▶ **Assignment**:
Below are records to be repeated exactly. Leave their pictures behind.

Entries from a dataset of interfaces
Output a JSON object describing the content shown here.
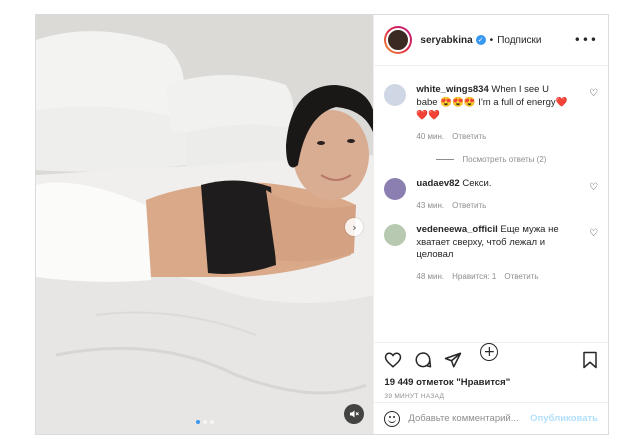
{
  "colors": {
    "accent": "#3897f0",
    "border": "#dbdbdb",
    "muted": "#8e8e8e",
    "publish_disabled": "#b2dffc"
  },
  "media": {
    "carousel_total": 3,
    "carousel_active": 1
  },
  "header": {
    "username": "seryabkina",
    "separator": "•",
    "follow_label": "Подписки",
    "more_icon": "more-horizontal-icon"
  },
  "comments": [
    {
      "username": "white_wings834",
      "text": " When I see U babe 😍😍😍 I'm a full of energy❤️❤️❤️",
      "time": "40 мин.",
      "reply": "Ответить",
      "likes": ""
    },
    {
      "username": "uadaev82",
      "text": " Секси.",
      "time": "43 мин.",
      "reply": "Ответить",
      "likes": ""
    },
    {
      "username": "vedeneewa_officil",
      "text": " Еще мужа не хватает сверху, чтоб лежал и целовал",
      "time": "48 мин.",
      "reply": "Ответить",
      "likes": "Нравится: 1"
    }
  ],
  "view_replies": "Посмотреть ответы (2)",
  "actions": {
    "likes_text": "19 449 отметок \"Нравится\"",
    "posted": "39 МИНУТ НАЗАД"
  },
  "add_comment": {
    "placeholder": "Добавьте комментарий...",
    "publish": "Опубликовать"
  }
}
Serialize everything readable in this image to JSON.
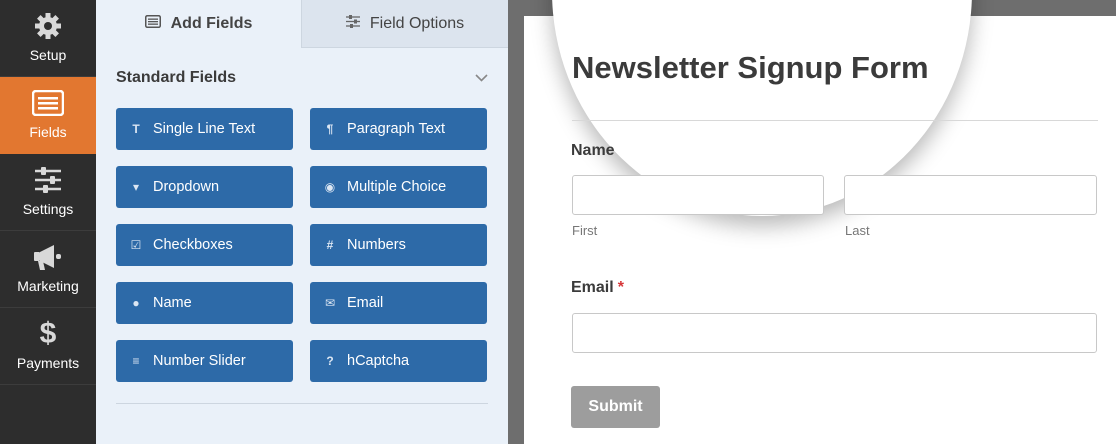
{
  "nav": {
    "items": [
      {
        "label": "Setup",
        "icon": "gear-icon"
      },
      {
        "label": "Fields",
        "icon": "list-icon",
        "active": true
      },
      {
        "label": "Settings",
        "icon": "sliders-icon"
      },
      {
        "label": "Marketing",
        "icon": "megaphone-icon"
      },
      {
        "label": "Payments",
        "icon": "dollar-icon"
      }
    ]
  },
  "panel": {
    "tabs": [
      {
        "label": "Add Fields",
        "active": true
      },
      {
        "label": "Field Options",
        "active": false
      }
    ],
    "section_title": "Standard Fields",
    "fields": [
      {
        "label": "Single Line Text",
        "icon": "text-icon",
        "glyph": "T"
      },
      {
        "label": "Paragraph Text",
        "icon": "paragraph-icon",
        "glyph": "¶"
      },
      {
        "label": "Dropdown",
        "icon": "dropdown-icon",
        "glyph": "▾"
      },
      {
        "label": "Multiple Choice",
        "icon": "radio-icon",
        "glyph": "◉"
      },
      {
        "label": "Checkboxes",
        "icon": "checkbox-icon",
        "glyph": "☑"
      },
      {
        "label": "Numbers",
        "icon": "hash-icon",
        "glyph": "#"
      },
      {
        "label": "Name",
        "icon": "person-icon",
        "glyph": "●"
      },
      {
        "label": "Email",
        "icon": "envelope-icon",
        "glyph": "✉"
      },
      {
        "label": "Number Slider",
        "icon": "slider-icon",
        "glyph": "≡"
      },
      {
        "label": "hCaptcha",
        "icon": "question-icon",
        "glyph": "?"
      }
    ]
  },
  "form": {
    "title": "Newsletter Signup Form",
    "name_label": "Name",
    "first_sublabel": "First",
    "last_sublabel": "Last",
    "email_label": "Email",
    "required_mark": "*",
    "submit_label": "Submit"
  },
  "colors": {
    "sidebar": "#2d2d2d",
    "accent": "#e27730",
    "field_button": "#2d6aa8",
    "panel_bg": "#eaf1f9",
    "submit": "#9d9d9d"
  }
}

▶ **Answer box**:
Output a JSON object describing the content shown here.
{
  "colors": {
    "accent": "#3897f0",
    "border": "#dbdbdb",
    "muted": "#8e8e8e",
    "publish_disabled": "#b2dffc"
  },
  "media": {
    "carousel_total": 3,
    "carousel_active": 1
  },
  "header": {
    "username": "seryabkina",
    "separator": "•",
    "follow_label": "Подписки",
    "more_icon": "more-horizontal-icon"
  },
  "comments": [
    {
      "username": "white_wings834",
      "text": " When I see U babe 😍😍😍 I'm a full of energy❤️❤️❤️",
      "time": "40 мин.",
      "reply": "Ответить",
      "likes": ""
    },
    {
      "username": "uadaev82",
      "text": " Секси.",
      "time": "43 мин.",
      "reply": "Ответить",
      "likes": ""
    },
    {
      "username": "vedeneewa_officil",
      "text": " Еще мужа не хватает сверху, чтоб лежал и целовал",
      "time": "48 мин.",
      "reply": "Ответить",
      "likes": "Нравится: 1"
    }
  ],
  "view_replies": "Посмотреть ответы (2)",
  "actions": {
    "likes_text": "19 449 отметок \"Нравится\"",
    "posted": "39 МИНУТ НАЗАД"
  },
  "add_comment": {
    "placeholder": "Добавьте комментарий...",
    "publish": "Опубликовать"
  }
}
Serialize everything readable in this image to JSON.
{
  "nav": {
    "items": [
      {
        "label": "Setup",
        "icon": "gear-icon"
      },
      {
        "label": "Fields",
        "icon": "list-icon",
        "active": true
      },
      {
        "label": "Settings",
        "icon": "sliders-icon"
      },
      {
        "label": "Marketing",
        "icon": "megaphone-icon"
      },
      {
        "label": "Payments",
        "icon": "dollar-icon"
      }
    ]
  },
  "panel": {
    "tabs": [
      {
        "label": "Add Fields",
        "active": true
      },
      {
        "label": "Field Options",
        "active": false
      }
    ],
    "section_title": "Standard Fields",
    "fields": [
      {
        "label": "Single Line Text",
        "icon": "text-icon",
        "glyph": "T"
      },
      {
        "label": "Paragraph Text",
        "icon": "paragraph-icon",
        "glyph": "¶"
      },
      {
        "label": "Dropdown",
        "icon": "dropdown-icon",
        "glyph": "▾"
      },
      {
        "label": "Multiple Choice",
        "icon": "radio-icon",
        "glyph": "◉"
      },
      {
        "label": "Checkboxes",
        "icon": "checkbox-icon",
        "glyph": "☑"
      },
      {
        "label": "Numbers",
        "icon": "hash-icon",
        "glyph": "#"
      },
      {
        "label": "Name",
        "icon": "person-icon",
        "glyph": "●"
      },
      {
        "label": "Email",
        "icon": "envelope-icon",
        "glyph": "✉"
      },
      {
        "label": "Number Slider",
        "icon": "slider-icon",
        "glyph": "≡"
      },
      {
        "label": "hCaptcha",
        "icon": "question-icon",
        "glyph": "?"
      }
    ]
  },
  "form": {
    "title": "Newsletter Signup Form",
    "name_label": "Name",
    "first_sublabel": "First",
    "last_sublabel": "Last",
    "email_label": "Email",
    "required_mark": "*",
    "submit_label": "Submit"
  },
  "colors": {
    "sidebar": "#2d2d2d",
    "accent": "#e27730",
    "field_button": "#2d6aa8",
    "panel_bg": "#eaf1f9",
    "submit": "#9d9d9d"
  }
}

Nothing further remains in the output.